On Fridays, we bring you the week’s best from around the web. This week’s round-up focuses on grief, hope, and what Christ’s death and resurrection means for our everyday lives.

The Hinge of History Is Found in the Darkness of Good Friday and Holy Saturdayby Vincent Bacote, Institute for Faith, Work & Economics

Christ’s resurrection ought to inject hope into all the experiences we have in the world of work, including our cruciform disappointments and periods of perplexity. The victory of Christ even puts the best days in perspective, as none of our achievements are as great as the dead being raised.

Sufjan Stevens Considers Grief by Gracy Olmstead, The American Conservative

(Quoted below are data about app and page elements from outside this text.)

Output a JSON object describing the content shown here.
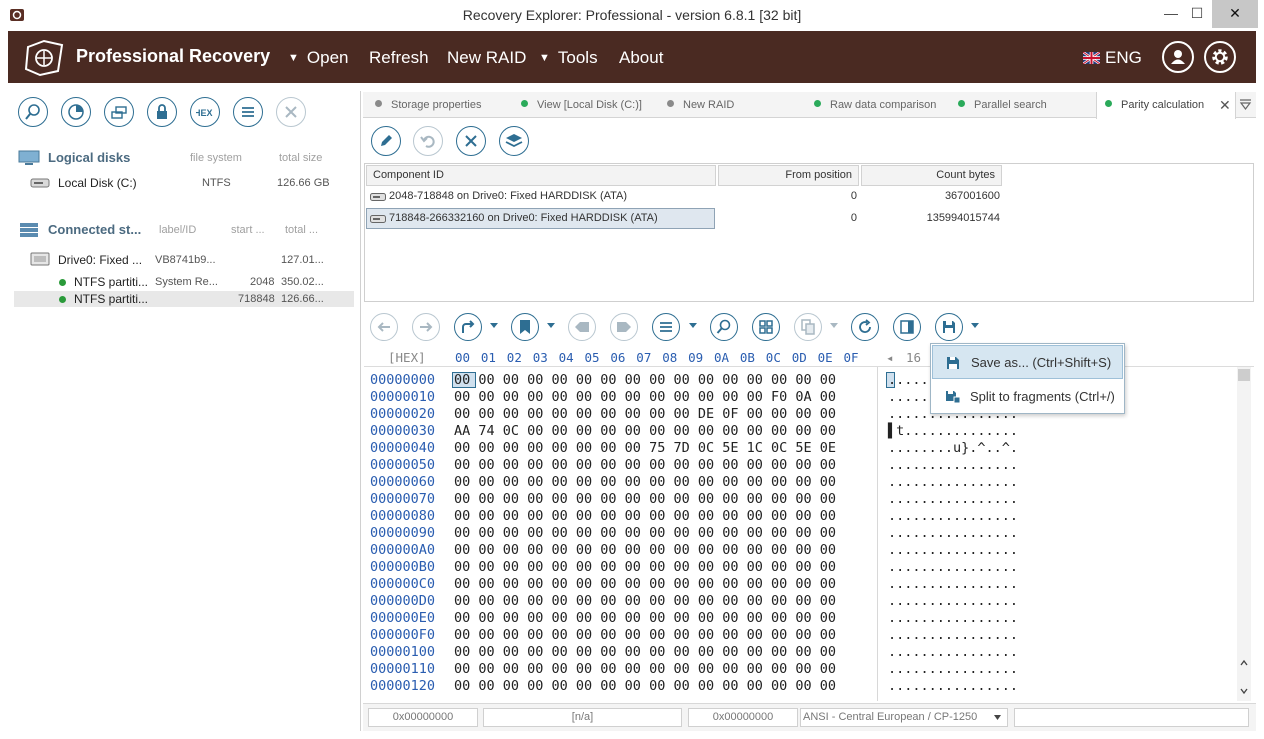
{
  "window": {
    "title": "Recovery Explorer: Professional - version 6.8.1 [32 bit]",
    "minimize": "—",
    "maximize": "☐",
    "close": "✕"
  },
  "menubar": {
    "brand": "Professional Recovery",
    "items": {
      "open": "Open",
      "refresh": "Refresh",
      "new_raid": "New RAID",
      "tools": "Tools",
      "about": "About"
    },
    "dropdown_caret": "▼",
    "language": "ENG"
  },
  "left": {
    "logical": {
      "title": "Logical disks",
      "col_fs": "file system",
      "col_size": "total size",
      "rows": [
        {
          "name": "Local Disk (C:)",
          "fs": "NTFS",
          "size": "126.66 GB"
        }
      ]
    },
    "connected": {
      "title": "Connected st...",
      "col_label": "label/ID",
      "col_start": "start ...",
      "col_total": "total ...",
      "drive": {
        "name": "Drive0: Fixed ...",
        "label": "VB8741b9...",
        "total": "127.01..."
      },
      "partitions": [
        {
          "name": "NTFS partiti...",
          "label": "System Re...",
          "start": "2048",
          "total": "350.02..."
        },
        {
          "name": "NTFS partiti...",
          "label": "",
          "start": "718848",
          "total": "126.66..."
        }
      ]
    }
  },
  "tabs": [
    {
      "label": "Storage properties",
      "dot": "#8a8a8a"
    },
    {
      "label": "View [Local Disk (C:)]",
      "dot": "#2aaa5a"
    },
    {
      "label": "New RAID",
      "dot": "#8a8a8a"
    },
    {
      "label": "Raw data comparison",
      "dot": "#2aaa5a"
    },
    {
      "label": "Parallel search",
      "dot": "#2aaa5a"
    },
    {
      "label": "Parity calculation",
      "dot": "#2aaa5a",
      "close": "✕"
    }
  ],
  "component_table": {
    "headers": {
      "id": "Component ID",
      "from": "From position",
      "count": "Count bytes"
    },
    "rows": [
      {
        "id": "2048-718848 on Drive0: Fixed HARDDISK (ATA)",
        "from": "0",
        "count": "367001600"
      },
      {
        "id": "718848-266332160 on Drive0: Fixed HARDDISK (ATA)",
        "from": "0",
        "count": "135994015744"
      }
    ]
  },
  "hex": {
    "header_label": "[HEX]",
    "columns": [
      "00",
      "01",
      "02",
      "03",
      "04",
      "05",
      "06",
      "07",
      "08",
      "09",
      "0A",
      "0B",
      "0C",
      "0D",
      "0E",
      "0F"
    ],
    "width_label": "16",
    "rows": [
      {
        "off": "00000000",
        "bytes": "00 00 00 00 00 00 00 00 00 00 00 00 00 00 00 00",
        "ascii": "................"
      },
      {
        "off": "00000010",
        "bytes": "00 00 00 00 00 00 00 00 00 00 00 00 00 F0 0A 00",
        "ascii": "................"
      },
      {
        "off": "00000020",
        "bytes": "00 00 00 00 00 00 00 00 00 00 DE 0F 00 00 00 00",
        "ascii": "................"
      },
      {
        "off": "00000030",
        "bytes": "AA 74 0C 00 00 00 00 00 00 00 00 00 00 00 00 00",
        "ascii": "▌t.............."
      },
      {
        "off": "00000040",
        "bytes": "00 00 00 00 00 00 00 00 75 7D 0C 5E 1C 0C 5E 0E",
        "ascii": "........u}.^..^."
      },
      {
        "off": "00000050",
        "bytes": "00 00 00 00 00 00 00 00 00 00 00 00 00 00 00 00",
        "ascii": "................"
      },
      {
        "off": "00000060",
        "bytes": "00 00 00 00 00 00 00 00 00 00 00 00 00 00 00 00",
        "ascii": "................"
      },
      {
        "off": "00000070",
        "bytes": "00 00 00 00 00 00 00 00 00 00 00 00 00 00 00 00",
        "ascii": "................"
      },
      {
        "off": "00000080",
        "bytes": "00 00 00 00 00 00 00 00 00 00 00 00 00 00 00 00",
        "ascii": "................"
      },
      {
        "off": "00000090",
        "bytes": "00 00 00 00 00 00 00 00 00 00 00 00 00 00 00 00",
        "ascii": "................"
      },
      {
        "off": "000000A0",
        "bytes": "00 00 00 00 00 00 00 00 00 00 00 00 00 00 00 00",
        "ascii": "................"
      },
      {
        "off": "000000B0",
        "bytes": "00 00 00 00 00 00 00 00 00 00 00 00 00 00 00 00",
        "ascii": "................"
      },
      {
        "off": "000000C0",
        "bytes": "00 00 00 00 00 00 00 00 00 00 00 00 00 00 00 00",
        "ascii": "................"
      },
      {
        "off": "000000D0",
        "bytes": "00 00 00 00 00 00 00 00 00 00 00 00 00 00 00 00",
        "ascii": "................"
      },
      {
        "off": "000000E0",
        "bytes": "00 00 00 00 00 00 00 00 00 00 00 00 00 00 00 00",
        "ascii": "................"
      },
      {
        "off": "000000F0",
        "bytes": "00 00 00 00 00 00 00 00 00 00 00 00 00 00 00 00",
        "ascii": "................"
      },
      {
        "off": "00000100",
        "bytes": "00 00 00 00 00 00 00 00 00 00 00 00 00 00 00 00",
        "ascii": "................"
      },
      {
        "off": "00000110",
        "bytes": "00 00 00 00 00 00 00 00 00 00 00 00 00 00 00 00",
        "ascii": "................"
      },
      {
        "off": "00000120",
        "bytes": "00 00 00 00 00 00 00 00 00 00 00 00 00 00 00 00",
        "ascii": "................"
      }
    ]
  },
  "save_menu": {
    "save_as": "Save as... (Ctrl+Shift+S)",
    "split": "Split to fragments (Ctrl+/)"
  },
  "statusbar": {
    "offset": "0x00000000",
    "value": "[n/a]",
    "position": "0x00000000",
    "encoding": "ANSI - Central European / CP-1250"
  }
}
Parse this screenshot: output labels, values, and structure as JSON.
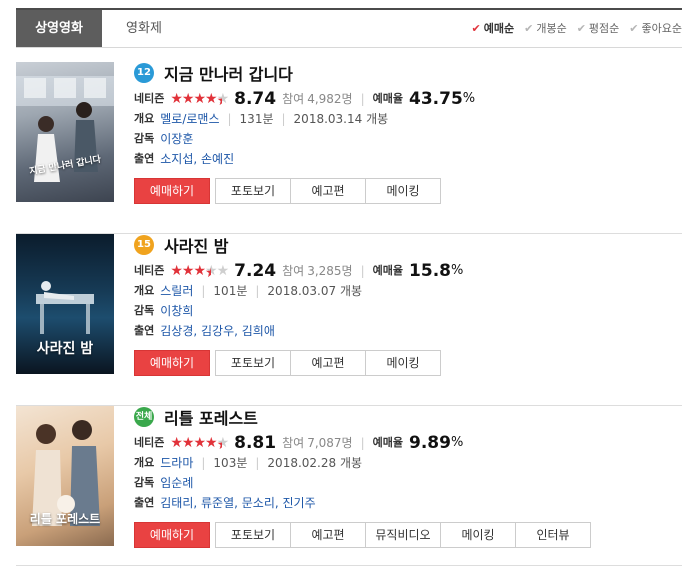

What we see in Stevens’ music is a negative of our culture’s rootlessness: an album that fleshes out the angst, the deep hunger for connection, the yearning for roots and heritage, the loss and resulting rebellion, that burn in our souls.

Common Good #10”: On this episode of the Common Good podcast, former Congressman Frank Wolf and Elyse Anderson discuss the plight of religious minorities in the Middle East.


If Christ Is Not Raisedby Jeff Robinson, The Gospel Coalition

If Christ is not raised, the consequences for a fallen world are catastrophic. The apostle Paul ponders that awful possibility in 1 Corinthians 15:12-22. If the resurrection is not true, then eight pillars that uphold the Christian faith crumble to dust. Good Friday becomes the true Black Friday.

What Christ’s Resurrection Means for How We Live and Work by Hugh Whelchel, Institute for Faith, Work & Economics

Our work is valuable because the fruits of our labor, having been redeemed and transformed, will carry over from this world to the world to come (even in ways we don’t completely understand).